(Data records)

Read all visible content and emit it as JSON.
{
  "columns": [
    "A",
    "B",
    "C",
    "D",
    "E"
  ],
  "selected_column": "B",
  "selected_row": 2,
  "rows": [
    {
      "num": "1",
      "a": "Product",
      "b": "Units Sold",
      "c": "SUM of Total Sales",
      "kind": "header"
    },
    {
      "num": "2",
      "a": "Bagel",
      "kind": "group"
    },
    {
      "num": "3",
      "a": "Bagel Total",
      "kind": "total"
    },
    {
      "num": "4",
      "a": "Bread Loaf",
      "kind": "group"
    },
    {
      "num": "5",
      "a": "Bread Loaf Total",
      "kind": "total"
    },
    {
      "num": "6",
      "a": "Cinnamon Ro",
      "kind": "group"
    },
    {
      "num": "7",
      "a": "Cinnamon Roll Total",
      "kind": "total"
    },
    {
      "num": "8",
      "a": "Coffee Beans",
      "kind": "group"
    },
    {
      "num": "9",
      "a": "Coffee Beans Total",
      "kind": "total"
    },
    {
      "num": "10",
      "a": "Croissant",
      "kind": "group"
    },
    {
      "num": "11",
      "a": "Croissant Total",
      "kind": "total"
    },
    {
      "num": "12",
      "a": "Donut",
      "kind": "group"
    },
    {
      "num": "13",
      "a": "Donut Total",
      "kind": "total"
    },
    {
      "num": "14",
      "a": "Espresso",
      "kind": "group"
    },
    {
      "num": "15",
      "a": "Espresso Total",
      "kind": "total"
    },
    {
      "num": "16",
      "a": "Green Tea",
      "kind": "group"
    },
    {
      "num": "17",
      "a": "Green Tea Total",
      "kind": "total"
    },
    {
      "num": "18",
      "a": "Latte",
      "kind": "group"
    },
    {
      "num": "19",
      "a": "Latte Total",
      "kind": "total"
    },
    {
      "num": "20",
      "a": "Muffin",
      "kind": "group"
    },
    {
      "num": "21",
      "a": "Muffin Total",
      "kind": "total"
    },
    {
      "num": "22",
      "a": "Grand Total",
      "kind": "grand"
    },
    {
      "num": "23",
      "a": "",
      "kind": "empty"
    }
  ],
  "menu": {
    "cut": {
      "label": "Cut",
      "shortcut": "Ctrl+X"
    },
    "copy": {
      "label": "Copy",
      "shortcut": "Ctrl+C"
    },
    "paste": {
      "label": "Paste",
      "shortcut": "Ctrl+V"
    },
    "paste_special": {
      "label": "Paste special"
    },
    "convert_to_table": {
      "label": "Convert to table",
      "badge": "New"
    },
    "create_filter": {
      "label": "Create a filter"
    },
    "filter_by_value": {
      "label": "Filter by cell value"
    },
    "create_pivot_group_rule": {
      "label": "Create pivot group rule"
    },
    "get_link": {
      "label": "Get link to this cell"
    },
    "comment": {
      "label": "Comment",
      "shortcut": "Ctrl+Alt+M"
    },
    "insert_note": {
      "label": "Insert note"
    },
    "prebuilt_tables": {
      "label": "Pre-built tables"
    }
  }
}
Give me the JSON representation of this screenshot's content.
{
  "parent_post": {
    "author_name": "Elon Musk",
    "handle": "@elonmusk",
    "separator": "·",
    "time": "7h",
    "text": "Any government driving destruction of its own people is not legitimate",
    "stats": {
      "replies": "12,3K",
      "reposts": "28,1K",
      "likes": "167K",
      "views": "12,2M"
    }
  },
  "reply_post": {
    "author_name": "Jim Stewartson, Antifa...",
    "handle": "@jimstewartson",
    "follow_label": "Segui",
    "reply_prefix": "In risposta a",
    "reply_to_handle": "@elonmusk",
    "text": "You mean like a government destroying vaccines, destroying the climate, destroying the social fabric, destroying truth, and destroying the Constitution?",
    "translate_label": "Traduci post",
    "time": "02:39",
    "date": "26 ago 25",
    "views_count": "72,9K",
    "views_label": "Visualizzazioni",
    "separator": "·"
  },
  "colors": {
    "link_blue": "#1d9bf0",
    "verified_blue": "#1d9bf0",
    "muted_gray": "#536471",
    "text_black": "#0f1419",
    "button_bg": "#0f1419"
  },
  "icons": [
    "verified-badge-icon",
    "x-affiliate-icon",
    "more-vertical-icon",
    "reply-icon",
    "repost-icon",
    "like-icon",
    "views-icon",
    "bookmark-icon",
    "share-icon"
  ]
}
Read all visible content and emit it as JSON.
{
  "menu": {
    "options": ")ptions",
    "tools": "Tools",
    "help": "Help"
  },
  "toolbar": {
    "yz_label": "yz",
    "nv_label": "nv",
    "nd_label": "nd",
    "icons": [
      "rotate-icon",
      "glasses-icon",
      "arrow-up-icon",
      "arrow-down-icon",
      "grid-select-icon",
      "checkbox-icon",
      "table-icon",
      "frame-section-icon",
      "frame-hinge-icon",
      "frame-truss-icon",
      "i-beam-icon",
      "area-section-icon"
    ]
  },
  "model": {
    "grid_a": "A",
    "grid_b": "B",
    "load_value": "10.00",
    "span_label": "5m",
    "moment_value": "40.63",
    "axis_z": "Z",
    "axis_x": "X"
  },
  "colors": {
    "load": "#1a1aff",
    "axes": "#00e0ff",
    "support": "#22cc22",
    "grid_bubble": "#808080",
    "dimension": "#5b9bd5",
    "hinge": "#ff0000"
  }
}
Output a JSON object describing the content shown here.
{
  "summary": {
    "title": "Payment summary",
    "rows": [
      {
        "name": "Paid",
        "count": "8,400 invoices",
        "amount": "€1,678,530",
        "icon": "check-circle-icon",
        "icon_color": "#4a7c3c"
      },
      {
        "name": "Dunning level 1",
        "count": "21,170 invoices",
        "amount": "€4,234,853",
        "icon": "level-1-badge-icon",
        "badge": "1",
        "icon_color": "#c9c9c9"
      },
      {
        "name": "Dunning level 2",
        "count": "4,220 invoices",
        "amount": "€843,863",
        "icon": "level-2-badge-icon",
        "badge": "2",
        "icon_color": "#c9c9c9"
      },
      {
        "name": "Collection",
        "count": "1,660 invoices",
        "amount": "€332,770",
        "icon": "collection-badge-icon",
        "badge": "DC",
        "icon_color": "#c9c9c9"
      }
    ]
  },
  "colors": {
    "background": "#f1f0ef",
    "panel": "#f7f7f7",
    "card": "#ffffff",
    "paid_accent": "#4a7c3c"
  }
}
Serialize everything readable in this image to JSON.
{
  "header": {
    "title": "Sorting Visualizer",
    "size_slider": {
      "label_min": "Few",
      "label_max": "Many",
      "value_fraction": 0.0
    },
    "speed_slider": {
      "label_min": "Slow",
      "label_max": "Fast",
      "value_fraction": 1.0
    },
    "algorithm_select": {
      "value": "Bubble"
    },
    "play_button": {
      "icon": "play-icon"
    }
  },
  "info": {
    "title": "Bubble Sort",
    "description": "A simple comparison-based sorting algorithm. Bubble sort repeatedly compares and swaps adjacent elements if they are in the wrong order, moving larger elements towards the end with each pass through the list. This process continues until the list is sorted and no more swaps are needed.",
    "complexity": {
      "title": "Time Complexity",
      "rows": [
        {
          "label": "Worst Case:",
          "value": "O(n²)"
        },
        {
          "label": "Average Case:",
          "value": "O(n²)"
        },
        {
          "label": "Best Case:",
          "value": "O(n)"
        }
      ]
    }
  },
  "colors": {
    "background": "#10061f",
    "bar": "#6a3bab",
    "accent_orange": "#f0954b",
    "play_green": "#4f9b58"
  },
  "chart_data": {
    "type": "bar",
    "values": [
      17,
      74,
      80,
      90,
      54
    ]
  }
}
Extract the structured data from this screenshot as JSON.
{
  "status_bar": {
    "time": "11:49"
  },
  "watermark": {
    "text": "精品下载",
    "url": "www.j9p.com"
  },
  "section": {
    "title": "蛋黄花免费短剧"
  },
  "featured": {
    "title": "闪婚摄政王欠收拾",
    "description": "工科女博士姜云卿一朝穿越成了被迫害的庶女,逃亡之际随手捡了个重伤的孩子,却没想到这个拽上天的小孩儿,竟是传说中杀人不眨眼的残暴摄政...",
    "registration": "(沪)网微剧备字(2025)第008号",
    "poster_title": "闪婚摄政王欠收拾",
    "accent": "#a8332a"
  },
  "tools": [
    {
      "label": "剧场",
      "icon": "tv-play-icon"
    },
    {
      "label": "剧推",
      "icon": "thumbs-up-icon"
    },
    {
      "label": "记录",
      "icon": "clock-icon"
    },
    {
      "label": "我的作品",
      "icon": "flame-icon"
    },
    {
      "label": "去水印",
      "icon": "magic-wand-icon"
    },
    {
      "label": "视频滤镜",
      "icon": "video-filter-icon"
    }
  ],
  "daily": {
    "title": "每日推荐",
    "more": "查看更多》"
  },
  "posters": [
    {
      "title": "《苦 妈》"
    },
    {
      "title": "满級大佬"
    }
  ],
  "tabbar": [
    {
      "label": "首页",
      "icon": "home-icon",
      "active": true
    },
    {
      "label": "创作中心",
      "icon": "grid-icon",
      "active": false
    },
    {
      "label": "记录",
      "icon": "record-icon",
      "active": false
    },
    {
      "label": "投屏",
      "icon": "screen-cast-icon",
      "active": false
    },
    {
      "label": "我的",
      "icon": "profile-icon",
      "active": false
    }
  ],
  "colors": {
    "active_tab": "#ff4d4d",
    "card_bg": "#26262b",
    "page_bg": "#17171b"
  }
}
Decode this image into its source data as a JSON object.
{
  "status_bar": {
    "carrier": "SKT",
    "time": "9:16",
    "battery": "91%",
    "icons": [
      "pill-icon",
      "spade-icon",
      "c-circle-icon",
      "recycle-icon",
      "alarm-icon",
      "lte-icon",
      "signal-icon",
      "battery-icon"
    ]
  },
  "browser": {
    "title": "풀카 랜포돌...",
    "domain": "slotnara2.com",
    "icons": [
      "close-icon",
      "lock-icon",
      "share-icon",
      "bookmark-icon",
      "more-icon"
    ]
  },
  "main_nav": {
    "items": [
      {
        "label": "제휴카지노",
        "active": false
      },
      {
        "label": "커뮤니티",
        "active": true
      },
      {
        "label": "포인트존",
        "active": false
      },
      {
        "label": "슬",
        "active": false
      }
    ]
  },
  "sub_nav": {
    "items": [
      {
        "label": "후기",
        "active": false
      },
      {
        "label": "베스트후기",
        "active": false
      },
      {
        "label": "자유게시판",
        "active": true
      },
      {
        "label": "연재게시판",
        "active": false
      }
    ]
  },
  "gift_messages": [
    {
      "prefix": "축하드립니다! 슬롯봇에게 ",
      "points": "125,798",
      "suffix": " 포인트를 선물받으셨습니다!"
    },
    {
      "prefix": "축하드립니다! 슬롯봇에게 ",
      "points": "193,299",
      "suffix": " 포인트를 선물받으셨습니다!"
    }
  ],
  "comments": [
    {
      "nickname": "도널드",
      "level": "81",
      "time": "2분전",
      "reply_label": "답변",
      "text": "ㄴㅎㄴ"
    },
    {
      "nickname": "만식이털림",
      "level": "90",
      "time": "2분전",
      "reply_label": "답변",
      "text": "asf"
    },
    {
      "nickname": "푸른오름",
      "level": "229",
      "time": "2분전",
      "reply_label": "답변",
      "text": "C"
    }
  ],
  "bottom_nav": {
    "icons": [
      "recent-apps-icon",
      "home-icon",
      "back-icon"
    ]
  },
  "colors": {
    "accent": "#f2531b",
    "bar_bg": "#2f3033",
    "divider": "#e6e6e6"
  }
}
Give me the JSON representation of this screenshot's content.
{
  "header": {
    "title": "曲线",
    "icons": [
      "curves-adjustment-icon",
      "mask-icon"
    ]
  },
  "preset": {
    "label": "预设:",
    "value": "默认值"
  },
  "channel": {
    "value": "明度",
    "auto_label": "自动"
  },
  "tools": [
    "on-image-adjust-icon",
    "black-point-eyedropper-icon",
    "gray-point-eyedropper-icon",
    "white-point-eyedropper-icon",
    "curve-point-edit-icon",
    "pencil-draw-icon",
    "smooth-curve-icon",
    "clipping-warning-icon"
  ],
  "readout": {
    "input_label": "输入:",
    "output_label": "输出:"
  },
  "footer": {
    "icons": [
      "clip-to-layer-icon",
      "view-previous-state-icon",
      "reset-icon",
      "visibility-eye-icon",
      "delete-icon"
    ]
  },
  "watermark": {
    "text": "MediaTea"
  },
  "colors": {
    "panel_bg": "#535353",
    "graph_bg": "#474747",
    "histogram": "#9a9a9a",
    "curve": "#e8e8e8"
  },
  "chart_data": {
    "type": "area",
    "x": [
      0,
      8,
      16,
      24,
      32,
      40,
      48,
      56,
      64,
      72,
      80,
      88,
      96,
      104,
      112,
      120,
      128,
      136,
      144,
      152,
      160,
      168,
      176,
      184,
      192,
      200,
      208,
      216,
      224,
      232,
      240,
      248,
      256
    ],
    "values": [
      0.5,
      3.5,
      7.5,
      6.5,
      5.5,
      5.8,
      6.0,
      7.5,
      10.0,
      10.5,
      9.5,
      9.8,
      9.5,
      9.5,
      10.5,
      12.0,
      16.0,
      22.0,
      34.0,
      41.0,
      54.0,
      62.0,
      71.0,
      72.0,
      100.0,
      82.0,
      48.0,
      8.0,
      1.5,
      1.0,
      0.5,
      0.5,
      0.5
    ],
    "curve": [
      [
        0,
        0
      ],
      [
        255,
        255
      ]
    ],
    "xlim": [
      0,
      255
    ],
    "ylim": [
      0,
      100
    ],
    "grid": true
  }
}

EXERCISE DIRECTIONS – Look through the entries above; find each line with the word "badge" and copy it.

TASK OUTPUT –
      "badge": "New"
    "verified-badge-icon",
        "icon": "level-1-badge-icon",
        "badge": "1",
        "icon": "level-2-badge-icon",
        "badge": "2",
        "icon": "collection-badge-icon",
        "badge": "DC",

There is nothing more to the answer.